> **Activity**: Among the lines of the data, copy those that hold "date".

(Data extract Opens)

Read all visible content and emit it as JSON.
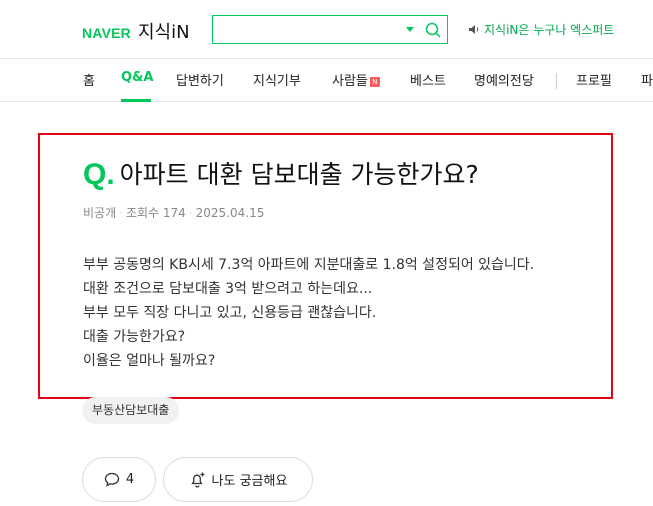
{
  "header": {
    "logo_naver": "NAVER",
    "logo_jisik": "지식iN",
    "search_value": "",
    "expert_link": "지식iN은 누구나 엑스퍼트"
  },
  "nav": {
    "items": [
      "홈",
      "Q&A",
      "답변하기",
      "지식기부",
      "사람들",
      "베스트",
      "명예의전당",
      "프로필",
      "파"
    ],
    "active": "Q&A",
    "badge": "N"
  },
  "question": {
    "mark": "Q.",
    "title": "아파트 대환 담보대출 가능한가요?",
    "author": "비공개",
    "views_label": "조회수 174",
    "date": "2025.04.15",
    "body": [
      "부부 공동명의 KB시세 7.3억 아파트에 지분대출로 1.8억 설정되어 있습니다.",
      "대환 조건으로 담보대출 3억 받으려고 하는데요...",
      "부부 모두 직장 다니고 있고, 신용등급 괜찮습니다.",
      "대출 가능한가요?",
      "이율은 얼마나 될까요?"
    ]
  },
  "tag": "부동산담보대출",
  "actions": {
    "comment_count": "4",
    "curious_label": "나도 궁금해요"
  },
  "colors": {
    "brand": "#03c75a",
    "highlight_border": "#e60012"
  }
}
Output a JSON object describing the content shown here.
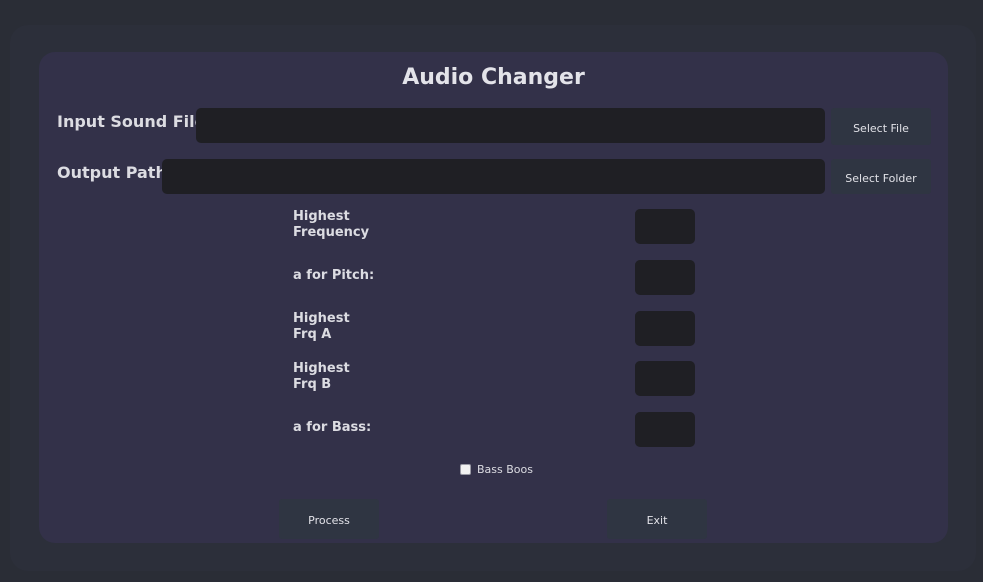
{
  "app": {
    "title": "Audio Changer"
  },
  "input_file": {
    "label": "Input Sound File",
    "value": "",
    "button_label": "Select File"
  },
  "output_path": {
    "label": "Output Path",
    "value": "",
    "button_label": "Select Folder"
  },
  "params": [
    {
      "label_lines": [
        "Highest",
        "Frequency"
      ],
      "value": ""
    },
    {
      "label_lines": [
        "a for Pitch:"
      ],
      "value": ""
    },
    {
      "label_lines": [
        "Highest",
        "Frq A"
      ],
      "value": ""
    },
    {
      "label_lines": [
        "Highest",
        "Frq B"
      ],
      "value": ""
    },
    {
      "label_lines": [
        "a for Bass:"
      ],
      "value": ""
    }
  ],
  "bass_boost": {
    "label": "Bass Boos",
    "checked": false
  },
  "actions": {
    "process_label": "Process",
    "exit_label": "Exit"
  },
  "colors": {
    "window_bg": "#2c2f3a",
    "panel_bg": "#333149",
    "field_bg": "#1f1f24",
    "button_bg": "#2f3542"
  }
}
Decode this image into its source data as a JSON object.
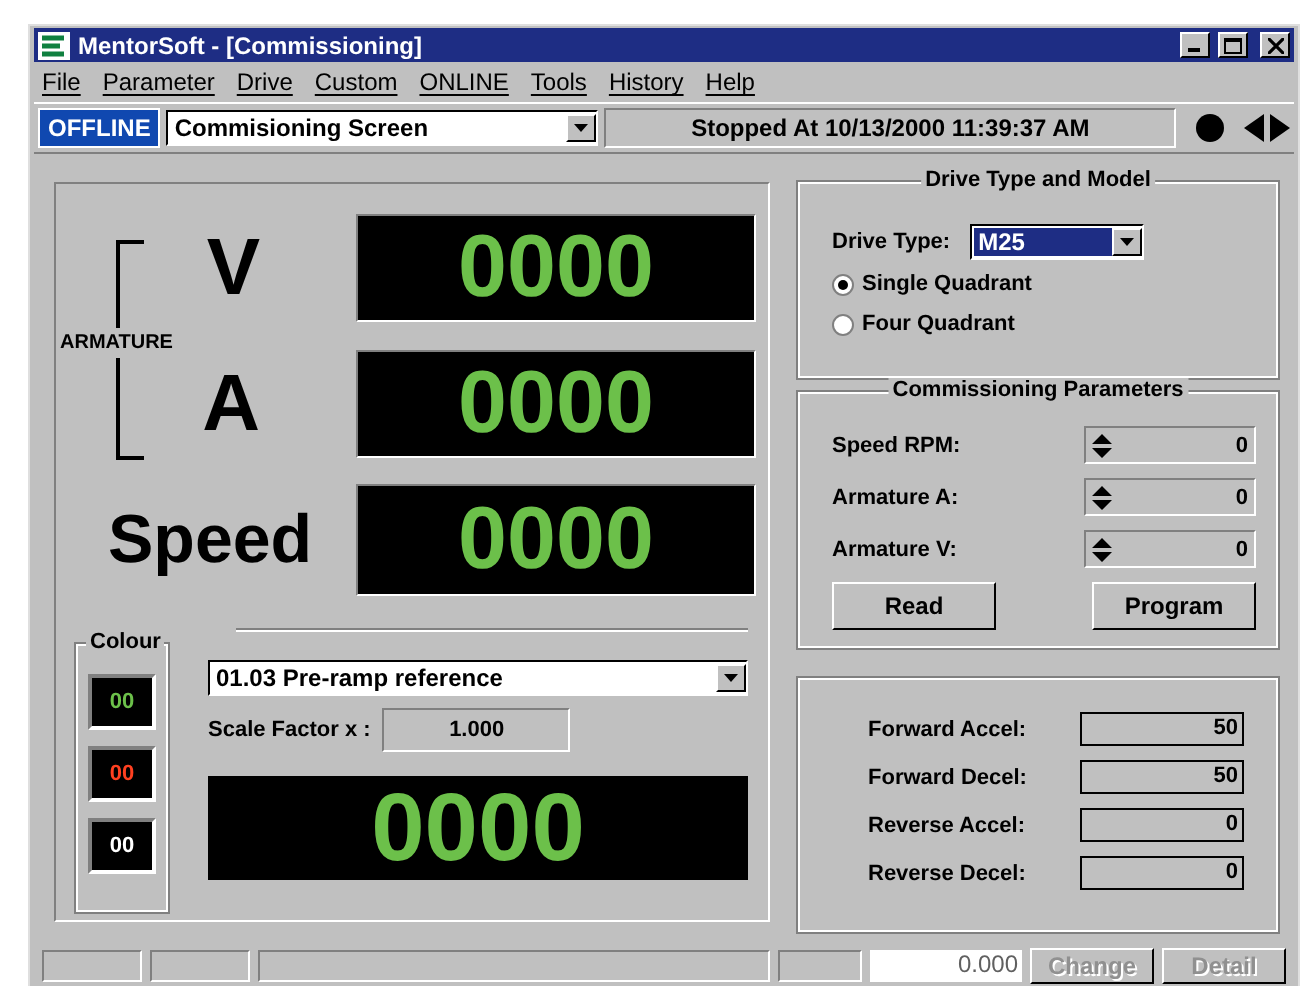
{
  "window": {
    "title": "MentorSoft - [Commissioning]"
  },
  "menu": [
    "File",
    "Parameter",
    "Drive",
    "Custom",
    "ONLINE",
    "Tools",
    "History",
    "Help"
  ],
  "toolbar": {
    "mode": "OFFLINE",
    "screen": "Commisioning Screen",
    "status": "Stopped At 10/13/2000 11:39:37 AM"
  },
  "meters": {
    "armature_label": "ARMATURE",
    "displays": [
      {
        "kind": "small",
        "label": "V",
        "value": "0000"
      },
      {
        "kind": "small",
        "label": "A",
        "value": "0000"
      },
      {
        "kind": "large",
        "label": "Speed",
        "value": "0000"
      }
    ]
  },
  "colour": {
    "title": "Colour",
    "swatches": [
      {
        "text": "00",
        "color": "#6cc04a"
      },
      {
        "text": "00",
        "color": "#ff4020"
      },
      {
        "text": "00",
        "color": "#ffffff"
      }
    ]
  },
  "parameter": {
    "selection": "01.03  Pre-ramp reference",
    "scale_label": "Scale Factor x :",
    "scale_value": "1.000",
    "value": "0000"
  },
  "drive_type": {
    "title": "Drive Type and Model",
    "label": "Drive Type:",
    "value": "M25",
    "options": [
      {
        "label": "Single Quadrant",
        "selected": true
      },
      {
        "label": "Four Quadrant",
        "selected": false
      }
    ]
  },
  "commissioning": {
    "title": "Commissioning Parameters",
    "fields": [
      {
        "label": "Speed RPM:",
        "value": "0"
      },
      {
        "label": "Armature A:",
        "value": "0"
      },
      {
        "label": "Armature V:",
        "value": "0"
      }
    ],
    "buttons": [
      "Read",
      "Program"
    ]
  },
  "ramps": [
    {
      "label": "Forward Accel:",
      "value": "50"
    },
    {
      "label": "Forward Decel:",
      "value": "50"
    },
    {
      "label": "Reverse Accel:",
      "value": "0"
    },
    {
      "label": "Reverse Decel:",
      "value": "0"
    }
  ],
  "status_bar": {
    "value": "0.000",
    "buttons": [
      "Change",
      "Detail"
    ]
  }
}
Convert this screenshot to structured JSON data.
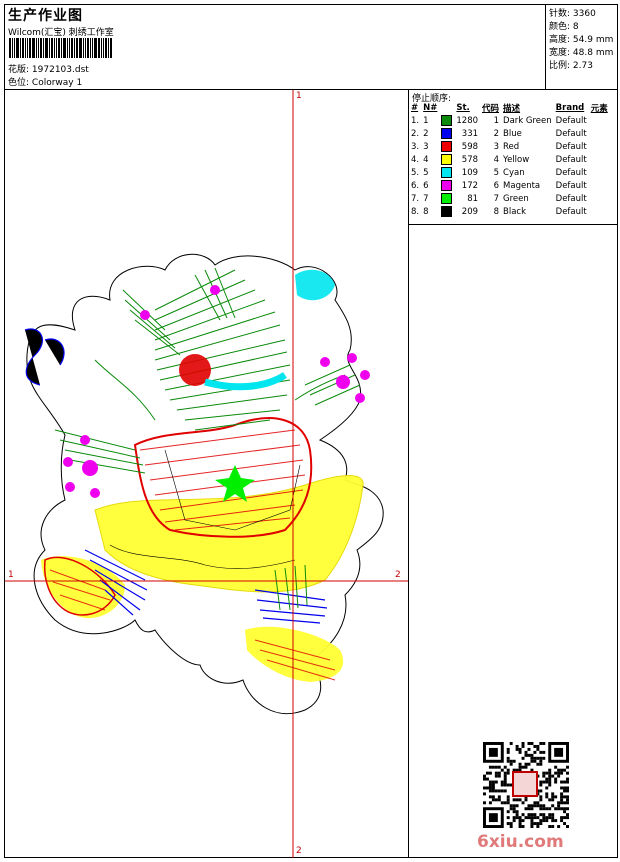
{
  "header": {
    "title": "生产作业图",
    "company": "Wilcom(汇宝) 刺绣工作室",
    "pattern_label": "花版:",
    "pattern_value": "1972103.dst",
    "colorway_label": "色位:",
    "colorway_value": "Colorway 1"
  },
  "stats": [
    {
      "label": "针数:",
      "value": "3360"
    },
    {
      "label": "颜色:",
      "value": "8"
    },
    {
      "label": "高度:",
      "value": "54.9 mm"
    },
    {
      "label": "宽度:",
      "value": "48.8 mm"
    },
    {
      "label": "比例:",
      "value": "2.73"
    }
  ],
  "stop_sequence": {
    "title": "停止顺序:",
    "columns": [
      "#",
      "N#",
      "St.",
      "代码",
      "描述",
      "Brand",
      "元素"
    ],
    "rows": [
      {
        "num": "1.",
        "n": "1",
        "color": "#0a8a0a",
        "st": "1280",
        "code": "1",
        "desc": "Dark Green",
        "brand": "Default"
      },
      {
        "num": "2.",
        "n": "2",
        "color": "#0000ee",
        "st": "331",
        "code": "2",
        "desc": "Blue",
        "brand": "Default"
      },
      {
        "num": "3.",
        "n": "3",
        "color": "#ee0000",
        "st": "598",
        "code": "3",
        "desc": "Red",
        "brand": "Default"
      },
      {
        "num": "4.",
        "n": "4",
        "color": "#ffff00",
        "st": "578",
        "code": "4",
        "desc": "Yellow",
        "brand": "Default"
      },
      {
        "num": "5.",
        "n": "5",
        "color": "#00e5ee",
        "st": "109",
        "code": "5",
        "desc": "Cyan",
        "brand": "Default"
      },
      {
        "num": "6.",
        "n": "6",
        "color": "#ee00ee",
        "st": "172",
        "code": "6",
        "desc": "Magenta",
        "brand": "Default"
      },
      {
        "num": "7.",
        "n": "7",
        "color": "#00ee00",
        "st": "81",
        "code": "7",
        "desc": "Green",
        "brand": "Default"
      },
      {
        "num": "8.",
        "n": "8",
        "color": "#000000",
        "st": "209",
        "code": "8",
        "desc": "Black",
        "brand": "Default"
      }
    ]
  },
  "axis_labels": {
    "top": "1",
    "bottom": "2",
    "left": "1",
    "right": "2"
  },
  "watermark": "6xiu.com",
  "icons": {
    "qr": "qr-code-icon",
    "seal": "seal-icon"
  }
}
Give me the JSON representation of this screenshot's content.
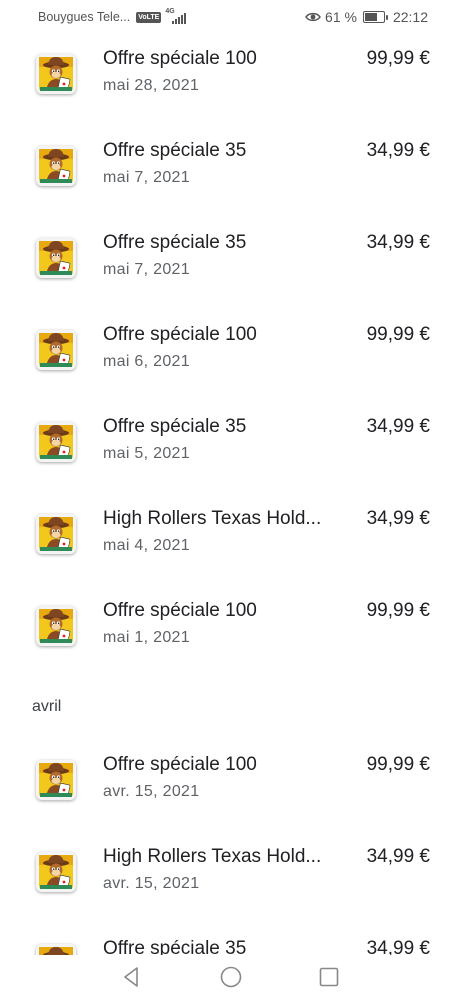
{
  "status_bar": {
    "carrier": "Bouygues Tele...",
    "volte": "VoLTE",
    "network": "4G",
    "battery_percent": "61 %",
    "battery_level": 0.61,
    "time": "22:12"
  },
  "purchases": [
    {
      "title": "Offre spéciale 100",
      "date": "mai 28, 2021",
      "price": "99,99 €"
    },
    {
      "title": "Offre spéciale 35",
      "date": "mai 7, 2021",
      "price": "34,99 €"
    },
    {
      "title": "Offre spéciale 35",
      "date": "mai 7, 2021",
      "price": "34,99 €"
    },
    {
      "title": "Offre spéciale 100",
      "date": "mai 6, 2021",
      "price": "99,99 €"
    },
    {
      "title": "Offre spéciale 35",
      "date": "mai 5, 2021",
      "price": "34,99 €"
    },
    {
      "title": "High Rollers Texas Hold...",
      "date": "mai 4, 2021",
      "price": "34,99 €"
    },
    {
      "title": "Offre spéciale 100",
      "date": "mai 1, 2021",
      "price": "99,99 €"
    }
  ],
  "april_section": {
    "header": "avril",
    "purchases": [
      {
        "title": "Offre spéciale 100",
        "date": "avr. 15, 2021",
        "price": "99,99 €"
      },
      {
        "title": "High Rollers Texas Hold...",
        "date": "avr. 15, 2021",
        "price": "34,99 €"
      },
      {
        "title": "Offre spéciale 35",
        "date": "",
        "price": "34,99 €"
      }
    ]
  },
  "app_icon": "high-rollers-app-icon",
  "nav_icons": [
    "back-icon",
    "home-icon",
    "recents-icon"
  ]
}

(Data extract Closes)

> **Answer box**:
    "date": "2025.04.15",
      "date": "mai 28, 2021",
      "date": "mai 7, 2021",
      "date": "mai 7, 2021",
      "date": "mai 6, 2021",
      "date": "mai 5, 2021",
      "date": "mai 4, 2021",
      "date": "mai 1, 2021",
        "date": "avr. 15, 2021",
        "date": "avr. 15, 2021",
        "date": "",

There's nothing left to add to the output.